Nominations can be submitted here.

To receive updates about the study, subscribe at https://nationalacademies.us19.list-manage.com/subscribe?u=126022b3c9b5339309157088a&id=f2f3c4827d

Published on 31 Aug 2018

NSC Alliance to Convene Collections Policy, Advocacy Meeting

The NSC Alliance Board of Directors recognizes that there are a growing number of policy issues confronting the natural science collections community. To more effectively engage in these issues and to support more coordinated community action related to matters of funding, regulation, research and training, among other issues, the NSC Alliance is convening a meeting of its membership in Washington, DC, on April 2-3, 2019. This meeting, tentatively called: Collections Policy and Advocacy, provides the forum for representatives of NSC Alliance members to gather and discuss with policymakers and each other the significant issues shaping the community, and collections-based research and stewardship. In addition to formal presentations from national policymakers, the program will include sessions designed to support information exchange and networking among NSC Alliance members. Discussion sessions will also drive the development of policy recommendations and new, coordinated strategies for engaging key audiences.

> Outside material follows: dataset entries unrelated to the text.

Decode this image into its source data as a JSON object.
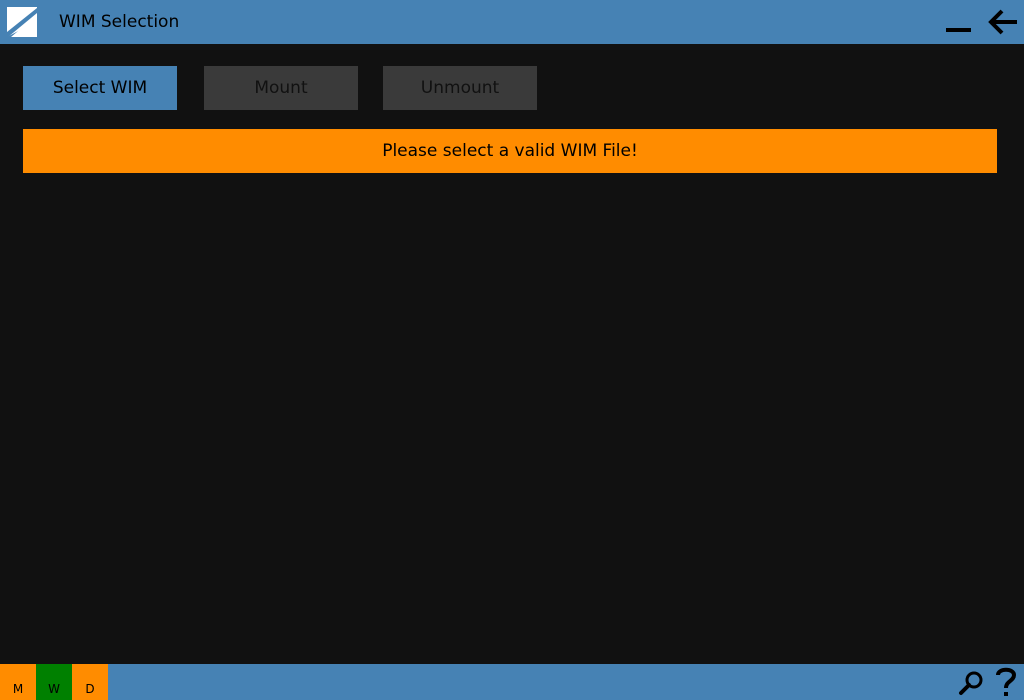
{
  "window": {
    "title": "WIM Selection",
    "logo_icon": "app-logo-icon",
    "minimize_icon": "minimize-icon",
    "back_icon": "arrow-left-icon"
  },
  "toolbar": {
    "select_label": "Select WIM",
    "mount_label": "Mount",
    "unmount_label": "Unmount"
  },
  "status_message": {
    "text": "Please select a valid WIM File!",
    "color": "#ff8c00"
  },
  "statusbar": {
    "tiles": [
      {
        "label": "M",
        "color": "#ff8c00"
      },
      {
        "label": "W",
        "color": "#008000"
      },
      {
        "label": "D",
        "color": "#ff8c00"
      }
    ],
    "search_icon": "search-icon",
    "help_icon": "help-icon"
  },
  "colors": {
    "accent": "#4682b4",
    "background": "#111111",
    "disabled_button": "#3a3a3a",
    "warning": "#ff8c00"
  }
}
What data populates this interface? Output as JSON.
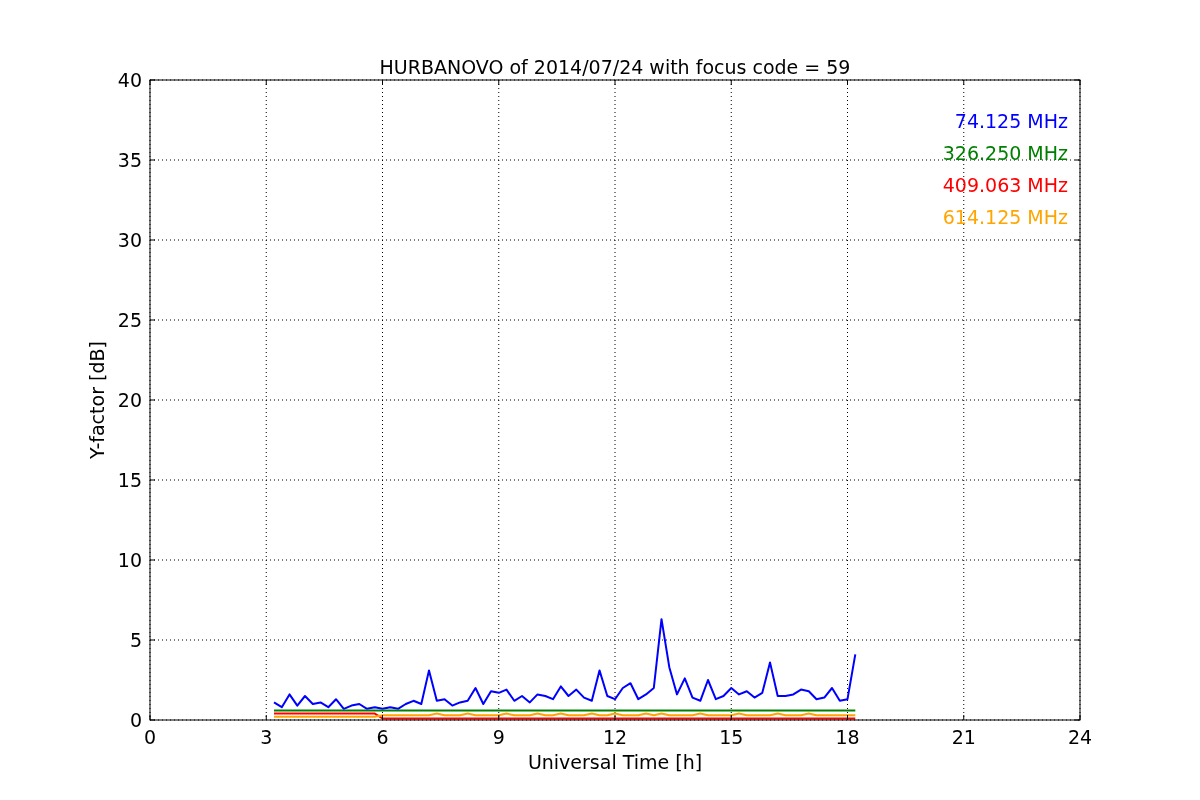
{
  "chart_data": {
    "type": "line",
    "title": "HURBANOVO of 2014/07/24 with focus code = 59",
    "xlabel": "Universal Time [h]",
    "ylabel": "Y-factor [dB]",
    "xlim": [
      0,
      24
    ],
    "ylim": [
      0,
      40
    ],
    "grid": true,
    "xticks": [
      0,
      3,
      6,
      9,
      12,
      15,
      18,
      21,
      24
    ],
    "yticks": [
      0,
      5,
      10,
      15,
      20,
      25,
      30,
      35,
      40
    ],
    "x": [
      3.2,
      3.4,
      3.6,
      3.8,
      4.0,
      4.2,
      4.4,
      4.6,
      4.8,
      5.0,
      5.2,
      5.4,
      5.6,
      5.8,
      6.0,
      6.2,
      6.4,
      6.6,
      6.8,
      7.0,
      7.2,
      7.4,
      7.6,
      7.8,
      8.0,
      8.2,
      8.4,
      8.6,
      8.8,
      9.0,
      9.2,
      9.4,
      9.6,
      9.8,
      10.0,
      10.2,
      10.4,
      10.6,
      10.8,
      11.0,
      11.2,
      11.4,
      11.6,
      11.8,
      12.0,
      12.2,
      12.4,
      12.6,
      12.8,
      13.0,
      13.2,
      13.4,
      13.6,
      13.8,
      14.0,
      14.2,
      14.4,
      14.6,
      14.8,
      15.0,
      15.2,
      15.4,
      15.6,
      15.8,
      16.0,
      16.2,
      16.4,
      16.6,
      16.8,
      17.0,
      17.2,
      17.4,
      17.6,
      17.8,
      18.0,
      18.2
    ],
    "series": [
      {
        "name": "74.125 MHz",
        "color": "#0000ff",
        "values": [
          1.1,
          0.8,
          1.6,
          0.9,
          1.5,
          1.0,
          1.1,
          0.8,
          1.3,
          0.7,
          0.9,
          1.0,
          0.7,
          0.8,
          0.7,
          0.8,
          0.7,
          1.0,
          1.2,
          1.0,
          3.1,
          1.2,
          1.3,
          0.9,
          1.1,
          1.2,
          2.0,
          1.0,
          1.8,
          1.7,
          1.9,
          1.2,
          1.5,
          1.1,
          1.6,
          1.5,
          1.3,
          2.1,
          1.5,
          1.9,
          1.4,
          1.2,
          3.1,
          1.5,
          1.3,
          2.0,
          2.3,
          1.3,
          1.6,
          2.0,
          6.3,
          3.3,
          1.6,
          2.6,
          1.4,
          1.2,
          2.5,
          1.3,
          1.5,
          2.0,
          1.6,
          1.8,
          1.4,
          1.7,
          3.6,
          1.5,
          1.5,
          1.6,
          1.9,
          1.8,
          1.3,
          1.4,
          2.0,
          1.2,
          1.3,
          4.1
        ]
      },
      {
        "name": "326.250 MHz",
        "color": "#008000",
        "values": [
          0.6,
          0.6,
          0.6,
          0.6,
          0.6,
          0.6,
          0.6,
          0.6,
          0.6,
          0.6,
          0.6,
          0.6,
          0.6,
          0.6,
          0.6,
          0.6,
          0.6,
          0.6,
          0.6,
          0.6,
          0.6,
          0.6,
          0.6,
          0.6,
          0.6,
          0.6,
          0.6,
          0.6,
          0.6,
          0.6,
          0.6,
          0.6,
          0.6,
          0.6,
          0.6,
          0.6,
          0.6,
          0.6,
          0.6,
          0.6,
          0.6,
          0.6,
          0.6,
          0.6,
          0.6,
          0.6,
          0.6,
          0.6,
          0.6,
          0.6,
          0.6,
          0.6,
          0.6,
          0.6,
          0.6,
          0.6,
          0.6,
          0.6,
          0.6,
          0.6,
          0.6,
          0.6,
          0.6,
          0.6,
          0.6,
          0.6,
          0.6,
          0.6,
          0.6,
          0.6,
          0.6,
          0.6,
          0.6,
          0.6,
          0.6,
          0.6
        ]
      },
      {
        "name": "409.063 MHz",
        "color": "#ff0000",
        "values": [
          0.4,
          0.4,
          0.4,
          0.4,
          0.4,
          0.4,
          0.4,
          0.4,
          0.4,
          0.4,
          0.4,
          0.4,
          0.4,
          0.4,
          0.1,
          0.1,
          0.1,
          0.1,
          0.1,
          0.1,
          0.1,
          0.1,
          0.1,
          0.1,
          0.1,
          0.1,
          0.1,
          0.1,
          0.1,
          0.1,
          0.1,
          0.1,
          0.1,
          0.1,
          0.1,
          0.1,
          0.1,
          0.1,
          0.1,
          0.1,
          0.1,
          0.1,
          0.1,
          0.1,
          0.1,
          0.1,
          0.1,
          0.1,
          0.1,
          0.1,
          0.1,
          0.1,
          0.1,
          0.1,
          0.1,
          0.1,
          0.1,
          0.1,
          0.1,
          0.1,
          0.1,
          0.1,
          0.1,
          0.1,
          0.1,
          0.1,
          0.1,
          0.1,
          0.1,
          0.1,
          0.1,
          0.1,
          0.1,
          0.1,
          0.1,
          0.1
        ]
      },
      {
        "name": "614.125 MHz",
        "color": "#ffa500",
        "values": [
          0.2,
          0.2,
          0.2,
          0.2,
          0.2,
          0.2,
          0.2,
          0.2,
          0.2,
          0.2,
          0.2,
          0.2,
          0.2,
          0.2,
          0.3,
          0.3,
          0.3,
          0.3,
          0.3,
          0.3,
          0.3,
          0.4,
          0.3,
          0.3,
          0.3,
          0.4,
          0.3,
          0.3,
          0.3,
          0.3,
          0.4,
          0.3,
          0.3,
          0.3,
          0.4,
          0.3,
          0.3,
          0.4,
          0.3,
          0.3,
          0.3,
          0.4,
          0.3,
          0.3,
          0.4,
          0.3,
          0.3,
          0.3,
          0.4,
          0.3,
          0.4,
          0.3,
          0.3,
          0.3,
          0.3,
          0.4,
          0.3,
          0.3,
          0.3,
          0.3,
          0.4,
          0.3,
          0.3,
          0.3,
          0.3,
          0.4,
          0.3,
          0.3,
          0.3,
          0.4,
          0.3,
          0.3,
          0.3,
          0.3,
          0.3,
          0.3
        ]
      }
    ]
  }
}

Importantly, the meeting will include more than discussions of vexing issues. NSC Alliance will facilitate meetings between its members and congressional and executive branch officials, providing a valuable opportunity to educate the individuals who must ultimately support new investments or other policy remedies.

Additional information, including registration information, about this meeting will be shared with NSC Alliance members in the next few weeks.

Published on 30 Aug 2018

Expand Your Broader Impact Skills: AIBS Communications Boot Camp for Scientists

The American Institute of Biological Sciences (AIBS) will offer its Communications Training Boot Camp for Scientists this October 15-16, 2018. Students and staff affiliated with NSC Alliance member institutions are eligible to receive a significant discount off of the regular program registration rate.

The AIBS Communications Training Boot Camp for Scientists was designed to enhance the communication skills of scientists, particularly those interested in communicating with decision-makers and the news media. The program is an excellent way to develop new communication skills and identify effective methods for broadening the impact of research and education programs.

The Boot Camp is an intensive, two-day, hands-on training program.

Participants will learn:

- How to translate scientific findings for non-technical audiences
- How to tell a resonant story that informs decision-makers
- How to prepare for and participate in a news interview
- How to prepare for and engage in a meeting with a decision-maker
- How to protect your scientific reputation
- How to identify and define the audience you need to reach
- What decision-makers want to hear from a scientist
- What reporters are looking for in an interview
- How to leverage social media
- How the nation’s science policy is developed and implemented

Participants will also have the opportunity for formal and informal discussions with science policy and communications experts working in Washington, DC.

Learn more about the program and register now at https://www.aibs.org/public-policy/communications_boot_camp.html.

Published on 30 Aug 2018

Collections in the News: Legal Issues and Digitized Specimens

A new article entitled, “Digitizing Specimens-Legal Issues Abound,” will appear in the September issue of the journal BioScience. The article is currently available as an Advance Access publication. The article examines legal issues arising from the digitization of museum specimens and making them publicly available, including ownership of images and data and the ability to copyright them.

The article raises several concerns. “Do the people in possession of the specimen own it, and do they have permission to distribute the specimen for scanning? Who claims the rights to the digital data? Does a contract between the owning institution and the source of the specimen affect its digital reproduction and distribution?”

To read the article, visit https://academic.oup.com/bioscience/advance-article-abstract/doi/10.1093/biosci/biy086/5063482?redirectedFrom=fulltext#.W2w1314Q9xs.email

- Next »